A Russian billionaire who co-owns the Siberan mall where 64 people died says he's offering compensation to the families of the victims.
A Russian billionaire who lives in Australia and co-owns the Siberian mall where 64 people died in a raging fire, says he’s saddened by the tragic disaster.
Denis Shtengelov, a co-owner of the Winter Cherry building, also says he's offering compensation to the victim's families.
"We are greatly saddened by this tragic disaster and our thoughts and prayers are with the families of this tragedy,” he told SBS News in a statement.
Mr Shtengelov lives with his family on the Gold Coast, where he owns a sports facility managed by his sister. He splits his time there with Russia, where his company is based.
It's been revealed 41 children were among the 64 killed in the blaze which started at the upper levels of the mall at the weekend. Authorities are still trying to recover the bodies of six victims still trapped inside.
The cause of the blaze is still unknown.
Russian investigators say four people have been detained and are being questioned over the blaze, including the head of the managing company providing services to the shopping mall and a tenant of the space at the centre of the fire.
Mr Shtengelov has told Russian media he’s just an investor and did not know specific details of the building, such as the materials used.

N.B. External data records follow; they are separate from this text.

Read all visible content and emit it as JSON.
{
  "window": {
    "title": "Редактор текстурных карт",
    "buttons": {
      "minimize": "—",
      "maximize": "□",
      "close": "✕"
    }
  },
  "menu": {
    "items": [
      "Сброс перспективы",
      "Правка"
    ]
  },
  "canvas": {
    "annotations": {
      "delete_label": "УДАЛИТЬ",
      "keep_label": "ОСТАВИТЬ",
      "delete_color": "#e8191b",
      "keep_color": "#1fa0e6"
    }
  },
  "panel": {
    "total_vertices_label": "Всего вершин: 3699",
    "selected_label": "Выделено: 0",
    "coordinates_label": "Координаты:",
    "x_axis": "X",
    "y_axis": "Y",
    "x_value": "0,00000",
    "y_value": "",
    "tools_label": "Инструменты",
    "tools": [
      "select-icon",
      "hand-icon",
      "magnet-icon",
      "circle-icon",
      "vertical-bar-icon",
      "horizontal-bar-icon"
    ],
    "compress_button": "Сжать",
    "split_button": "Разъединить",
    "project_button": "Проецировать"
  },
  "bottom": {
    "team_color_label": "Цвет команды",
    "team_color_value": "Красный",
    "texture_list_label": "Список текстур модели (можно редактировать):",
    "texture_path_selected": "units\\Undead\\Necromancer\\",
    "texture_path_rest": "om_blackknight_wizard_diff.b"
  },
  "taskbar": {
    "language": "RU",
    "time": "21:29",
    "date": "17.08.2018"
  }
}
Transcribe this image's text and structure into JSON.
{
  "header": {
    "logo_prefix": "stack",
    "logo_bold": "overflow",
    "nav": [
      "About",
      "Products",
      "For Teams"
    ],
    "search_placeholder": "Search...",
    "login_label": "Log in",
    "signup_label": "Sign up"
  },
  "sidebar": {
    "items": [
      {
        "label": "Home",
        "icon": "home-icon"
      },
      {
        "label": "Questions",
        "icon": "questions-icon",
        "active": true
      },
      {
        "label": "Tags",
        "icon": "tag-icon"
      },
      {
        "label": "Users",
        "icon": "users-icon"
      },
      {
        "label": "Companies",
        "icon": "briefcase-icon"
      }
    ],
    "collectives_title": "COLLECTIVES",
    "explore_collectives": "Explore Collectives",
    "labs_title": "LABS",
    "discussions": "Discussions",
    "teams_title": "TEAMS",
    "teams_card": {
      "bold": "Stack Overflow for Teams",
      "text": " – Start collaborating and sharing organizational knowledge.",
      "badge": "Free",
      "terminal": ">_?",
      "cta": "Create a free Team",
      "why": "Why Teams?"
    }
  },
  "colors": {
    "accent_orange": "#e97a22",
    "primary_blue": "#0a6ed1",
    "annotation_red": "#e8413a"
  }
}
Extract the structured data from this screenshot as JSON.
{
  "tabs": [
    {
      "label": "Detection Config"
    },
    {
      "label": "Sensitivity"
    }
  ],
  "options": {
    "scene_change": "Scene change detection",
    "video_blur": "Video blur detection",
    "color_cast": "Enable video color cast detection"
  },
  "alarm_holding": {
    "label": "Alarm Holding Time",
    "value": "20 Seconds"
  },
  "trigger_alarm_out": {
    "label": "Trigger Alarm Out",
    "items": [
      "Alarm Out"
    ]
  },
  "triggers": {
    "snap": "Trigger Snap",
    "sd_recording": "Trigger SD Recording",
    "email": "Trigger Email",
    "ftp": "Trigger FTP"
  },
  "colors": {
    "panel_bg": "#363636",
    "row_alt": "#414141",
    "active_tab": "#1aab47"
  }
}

He said he won't be returning to Russia.
“We have started selling individual sites so the whole complex has many owners,” he told Russian media outlet Mash, naming another official.
“If you were to ask me, I would say she (the official) is the director.
“She was appointed as the director of the shopping mall. Naturally I was involved in the appointment of the director.”
Officials say fire exits were illegally blocked as the blaze raged, and an alarm system was turned off by a security guard who'd just received an emergency call.
Russian president Vladimir Putin says criminal negligence was behind the tragedy.
He made the comments are visiting the scene of the fire and laying flowers in a makeshift memorial near the site.
“What's happening here? This isn't war, it's not a spontaneous methane outburst in a mine,” he said.
"People came to relax, children... We're talking about demography and losing so many people.
“Why? “Because of some criminal negligence, because of slovenliness. How could this ever happen? What was the reason? What are the consequences?"